---------- DATA RECORDS

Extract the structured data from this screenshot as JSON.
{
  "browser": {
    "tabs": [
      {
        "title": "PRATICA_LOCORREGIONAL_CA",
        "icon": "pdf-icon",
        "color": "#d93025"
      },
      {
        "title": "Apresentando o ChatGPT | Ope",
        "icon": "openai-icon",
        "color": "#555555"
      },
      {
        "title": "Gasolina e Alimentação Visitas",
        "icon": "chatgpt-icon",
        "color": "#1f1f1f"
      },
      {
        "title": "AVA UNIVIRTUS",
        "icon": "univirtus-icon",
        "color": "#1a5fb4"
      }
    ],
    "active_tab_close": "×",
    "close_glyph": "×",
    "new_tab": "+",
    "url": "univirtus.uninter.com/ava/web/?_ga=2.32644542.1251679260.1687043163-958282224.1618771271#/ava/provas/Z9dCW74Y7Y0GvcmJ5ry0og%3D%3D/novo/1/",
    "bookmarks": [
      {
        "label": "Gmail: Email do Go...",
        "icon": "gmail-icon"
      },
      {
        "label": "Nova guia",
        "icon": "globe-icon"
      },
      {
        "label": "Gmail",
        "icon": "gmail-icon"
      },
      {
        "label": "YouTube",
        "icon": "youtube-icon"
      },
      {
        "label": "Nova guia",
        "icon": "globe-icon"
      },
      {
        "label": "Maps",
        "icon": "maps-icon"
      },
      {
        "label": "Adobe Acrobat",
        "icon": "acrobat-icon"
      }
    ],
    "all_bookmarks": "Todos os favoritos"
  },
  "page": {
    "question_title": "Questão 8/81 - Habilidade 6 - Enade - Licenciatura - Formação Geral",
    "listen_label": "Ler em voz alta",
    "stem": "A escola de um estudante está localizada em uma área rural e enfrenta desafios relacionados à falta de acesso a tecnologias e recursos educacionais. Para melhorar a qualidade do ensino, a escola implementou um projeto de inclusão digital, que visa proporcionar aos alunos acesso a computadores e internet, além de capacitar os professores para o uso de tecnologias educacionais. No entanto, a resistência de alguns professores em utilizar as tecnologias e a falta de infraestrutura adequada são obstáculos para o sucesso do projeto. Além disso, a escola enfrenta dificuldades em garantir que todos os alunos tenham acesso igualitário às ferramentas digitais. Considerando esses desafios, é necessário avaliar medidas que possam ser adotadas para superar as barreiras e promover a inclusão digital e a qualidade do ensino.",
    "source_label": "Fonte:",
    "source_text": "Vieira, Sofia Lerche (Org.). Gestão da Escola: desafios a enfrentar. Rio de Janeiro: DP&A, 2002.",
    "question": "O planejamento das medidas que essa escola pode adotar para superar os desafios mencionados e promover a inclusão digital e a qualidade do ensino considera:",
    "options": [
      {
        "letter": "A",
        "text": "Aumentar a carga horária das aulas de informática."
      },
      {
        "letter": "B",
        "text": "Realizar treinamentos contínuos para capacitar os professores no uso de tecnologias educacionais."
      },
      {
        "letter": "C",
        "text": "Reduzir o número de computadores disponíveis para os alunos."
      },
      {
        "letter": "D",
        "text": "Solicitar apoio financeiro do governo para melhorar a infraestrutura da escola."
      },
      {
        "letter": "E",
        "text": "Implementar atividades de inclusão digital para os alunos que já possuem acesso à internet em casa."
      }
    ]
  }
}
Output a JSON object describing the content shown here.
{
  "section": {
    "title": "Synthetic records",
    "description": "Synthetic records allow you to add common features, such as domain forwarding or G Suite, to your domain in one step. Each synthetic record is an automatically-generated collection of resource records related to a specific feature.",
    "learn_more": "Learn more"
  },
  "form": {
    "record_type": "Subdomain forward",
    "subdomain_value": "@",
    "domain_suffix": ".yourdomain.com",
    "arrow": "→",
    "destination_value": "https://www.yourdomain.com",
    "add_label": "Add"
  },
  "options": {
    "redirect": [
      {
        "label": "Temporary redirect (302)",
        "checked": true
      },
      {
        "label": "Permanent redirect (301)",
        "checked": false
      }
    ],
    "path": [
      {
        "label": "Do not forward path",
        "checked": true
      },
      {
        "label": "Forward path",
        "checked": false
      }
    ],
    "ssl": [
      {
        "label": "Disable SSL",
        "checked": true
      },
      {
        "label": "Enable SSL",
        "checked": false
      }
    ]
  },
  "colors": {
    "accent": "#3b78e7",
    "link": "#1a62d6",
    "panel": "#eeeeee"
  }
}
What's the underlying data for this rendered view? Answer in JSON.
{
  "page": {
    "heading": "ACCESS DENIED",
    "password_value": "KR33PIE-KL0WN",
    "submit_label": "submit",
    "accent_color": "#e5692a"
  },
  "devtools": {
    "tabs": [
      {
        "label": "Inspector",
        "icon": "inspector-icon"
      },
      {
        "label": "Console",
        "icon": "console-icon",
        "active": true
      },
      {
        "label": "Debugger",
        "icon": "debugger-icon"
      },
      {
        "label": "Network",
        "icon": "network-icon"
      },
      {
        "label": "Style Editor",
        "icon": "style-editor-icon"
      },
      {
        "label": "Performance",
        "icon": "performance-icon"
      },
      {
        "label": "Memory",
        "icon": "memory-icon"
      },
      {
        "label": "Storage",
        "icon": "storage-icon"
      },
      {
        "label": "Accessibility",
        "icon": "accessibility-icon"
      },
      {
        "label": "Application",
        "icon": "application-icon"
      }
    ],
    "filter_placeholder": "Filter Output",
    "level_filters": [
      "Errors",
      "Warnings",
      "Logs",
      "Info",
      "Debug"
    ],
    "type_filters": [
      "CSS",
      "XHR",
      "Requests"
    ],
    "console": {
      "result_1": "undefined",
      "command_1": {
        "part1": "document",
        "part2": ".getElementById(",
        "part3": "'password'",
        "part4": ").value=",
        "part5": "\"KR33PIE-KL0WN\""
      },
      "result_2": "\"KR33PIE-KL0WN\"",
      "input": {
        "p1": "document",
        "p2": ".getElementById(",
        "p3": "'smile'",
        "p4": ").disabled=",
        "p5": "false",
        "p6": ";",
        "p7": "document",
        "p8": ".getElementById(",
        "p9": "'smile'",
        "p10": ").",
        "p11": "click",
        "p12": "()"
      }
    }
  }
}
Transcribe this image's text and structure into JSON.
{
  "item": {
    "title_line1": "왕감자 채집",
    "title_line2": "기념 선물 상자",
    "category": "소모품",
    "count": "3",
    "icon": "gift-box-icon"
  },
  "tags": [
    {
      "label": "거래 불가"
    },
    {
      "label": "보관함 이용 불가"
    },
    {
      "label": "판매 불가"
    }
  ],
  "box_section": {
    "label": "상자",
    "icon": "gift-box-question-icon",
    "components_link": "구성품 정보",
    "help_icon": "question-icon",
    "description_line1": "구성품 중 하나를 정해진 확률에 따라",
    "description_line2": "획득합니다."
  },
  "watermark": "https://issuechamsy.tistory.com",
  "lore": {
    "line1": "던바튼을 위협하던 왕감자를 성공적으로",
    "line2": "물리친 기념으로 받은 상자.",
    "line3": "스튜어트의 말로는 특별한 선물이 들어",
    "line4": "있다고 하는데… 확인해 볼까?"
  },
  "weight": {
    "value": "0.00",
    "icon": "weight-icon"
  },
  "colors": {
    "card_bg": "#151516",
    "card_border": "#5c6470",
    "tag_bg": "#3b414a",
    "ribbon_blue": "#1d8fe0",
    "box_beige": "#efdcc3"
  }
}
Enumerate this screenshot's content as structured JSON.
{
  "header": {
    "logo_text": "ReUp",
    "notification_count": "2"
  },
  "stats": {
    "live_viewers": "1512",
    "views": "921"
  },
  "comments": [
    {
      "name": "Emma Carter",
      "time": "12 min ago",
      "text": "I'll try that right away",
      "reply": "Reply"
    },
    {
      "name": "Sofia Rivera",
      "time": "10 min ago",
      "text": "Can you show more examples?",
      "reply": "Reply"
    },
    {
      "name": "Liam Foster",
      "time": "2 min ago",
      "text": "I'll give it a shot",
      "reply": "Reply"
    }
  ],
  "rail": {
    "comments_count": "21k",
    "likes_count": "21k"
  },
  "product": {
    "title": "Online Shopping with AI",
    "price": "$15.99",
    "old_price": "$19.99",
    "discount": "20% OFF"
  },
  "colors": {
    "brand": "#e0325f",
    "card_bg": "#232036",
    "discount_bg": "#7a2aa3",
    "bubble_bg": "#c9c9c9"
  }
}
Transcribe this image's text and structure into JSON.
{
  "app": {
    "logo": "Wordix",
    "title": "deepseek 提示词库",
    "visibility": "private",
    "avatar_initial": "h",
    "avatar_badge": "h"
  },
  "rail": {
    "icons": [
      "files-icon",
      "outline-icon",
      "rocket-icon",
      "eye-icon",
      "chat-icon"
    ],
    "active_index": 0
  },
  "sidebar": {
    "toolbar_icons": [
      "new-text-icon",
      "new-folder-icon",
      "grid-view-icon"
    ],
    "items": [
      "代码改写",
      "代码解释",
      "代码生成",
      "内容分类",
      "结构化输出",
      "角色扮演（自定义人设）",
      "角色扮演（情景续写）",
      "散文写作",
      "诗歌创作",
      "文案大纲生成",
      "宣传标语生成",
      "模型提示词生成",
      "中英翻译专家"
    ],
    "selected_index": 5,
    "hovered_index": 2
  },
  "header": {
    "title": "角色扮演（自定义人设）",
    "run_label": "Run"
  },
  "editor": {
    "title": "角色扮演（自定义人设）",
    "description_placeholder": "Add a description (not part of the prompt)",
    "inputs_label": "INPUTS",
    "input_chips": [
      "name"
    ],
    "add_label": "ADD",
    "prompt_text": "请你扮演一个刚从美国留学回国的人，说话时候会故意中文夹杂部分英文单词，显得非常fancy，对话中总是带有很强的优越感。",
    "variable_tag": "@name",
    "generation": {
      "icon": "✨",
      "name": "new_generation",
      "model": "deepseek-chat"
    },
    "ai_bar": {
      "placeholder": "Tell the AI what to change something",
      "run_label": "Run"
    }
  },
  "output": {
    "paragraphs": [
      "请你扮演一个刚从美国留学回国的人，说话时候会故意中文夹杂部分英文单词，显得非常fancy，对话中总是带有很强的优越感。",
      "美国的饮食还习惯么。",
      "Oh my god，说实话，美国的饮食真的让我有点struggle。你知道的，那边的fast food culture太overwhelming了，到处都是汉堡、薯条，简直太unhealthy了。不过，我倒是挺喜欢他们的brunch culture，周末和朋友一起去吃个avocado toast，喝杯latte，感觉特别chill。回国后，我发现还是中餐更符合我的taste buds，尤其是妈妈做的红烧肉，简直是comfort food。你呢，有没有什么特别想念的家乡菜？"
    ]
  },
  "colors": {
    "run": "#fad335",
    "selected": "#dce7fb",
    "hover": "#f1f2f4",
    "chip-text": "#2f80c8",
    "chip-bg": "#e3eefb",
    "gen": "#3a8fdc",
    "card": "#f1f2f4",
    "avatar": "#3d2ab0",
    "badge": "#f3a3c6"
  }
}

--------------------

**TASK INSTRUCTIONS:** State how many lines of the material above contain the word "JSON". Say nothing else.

**ANSWER TO THIS TASK:** 6